This is a chapter with a lot of famous passages in it; I’m no historian, but skimming through, I find that I recognise a lot of the stories. Here’s George Fox on top of Pendle Hill, seeing the sea and the people to be gathered. Here’s James Naylor called away from his plough. Here’s Thomas Ellwood pretending to be hunting when he’s actually gone to meeting. Here’s Mary Dyer, executed for her religion.
Skimming through also reveals the structure of the chapter. Some of the material is chronological, but there’s no attempt to provide a complete history. (There’s no need to; plenty of other histories of early Quakerism exist.) What is does do is to try and provide some examples of the historical roots of things which are now important to Quakers: universal access to the Inward Light, our structures or ‘gospel order’, and our testimony or witness in the world (here presented as a list of four ‘testimonies’). For me, the benefits of this approach are that it shows us how we are part of a continuity, working along the same lines as our forebears, worried about the same kinds of issues and using the same kinds of methods. Some of them have even more or less worked – English did abandon the you/thou distinction, and affirming rather than swearing is well recognised in law. Bigger goals, like the abandonment of outward warfare, are still works in progress!

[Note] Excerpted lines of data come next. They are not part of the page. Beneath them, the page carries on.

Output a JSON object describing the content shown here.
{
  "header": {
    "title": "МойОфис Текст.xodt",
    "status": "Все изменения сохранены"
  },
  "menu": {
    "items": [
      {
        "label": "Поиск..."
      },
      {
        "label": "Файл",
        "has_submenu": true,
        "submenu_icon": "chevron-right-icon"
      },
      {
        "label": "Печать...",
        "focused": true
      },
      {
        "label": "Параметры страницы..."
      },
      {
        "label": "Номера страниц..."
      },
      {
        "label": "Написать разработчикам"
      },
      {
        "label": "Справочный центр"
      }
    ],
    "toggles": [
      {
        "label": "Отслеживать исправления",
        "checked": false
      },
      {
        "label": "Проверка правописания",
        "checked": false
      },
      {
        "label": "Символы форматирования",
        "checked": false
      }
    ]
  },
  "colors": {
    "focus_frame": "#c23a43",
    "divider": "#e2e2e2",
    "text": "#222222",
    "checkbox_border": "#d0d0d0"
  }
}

Feeling part of the community who have never been afraid to stand out, to be different, to work by our own values and not those of the rest of the world, can be a real aid to taking courage and continuing the work.
There are disadvantages to this presentation too, of course. It could gloss over all sorts of things that I don’t at all have in common with early Friends. Sometimes I’ve felt that this was a real weakness of the book – especially when this book is treated as the only book, as if it’s called ‘All About Quakerism’ or ‘Everything You Need To Know About Quakers’ – but actually there are lots of other resources out there about Quaker history. (Books, films, a free online course running again this May…) We might benefit from being reminded of some of the ways in which early Friends disagreed with us, but we also gain a lot from the sense of community created by focusing, in one chapter at least, on what we do have in common.
That being so, I want to end with someone from this chapter with whom I feel a commonality: Samual Bownas, perhaps one of the first people able to write about the experience of having grown up as a Quaker. Among the very earliest Friends, that experience didn’t exist; then it came to dominate the Society for hundreds of years; but today, it’s almost gone again, with a majority of Quakers arriving in adulthood. Samuel Bownas describes very vividly the need to move from merely being a Quaker because you have always been one, to being a Quaker because you want to be one. My own experience isn’t like his at all – except that in some ways, it is. These experiences doesn’t fit the ‘convincement’ narratives often preferred by Friends, especially if it happens more slowly and less dramatically than it did for Bownas. I sometimes need to be reminded that it is no less valid for that.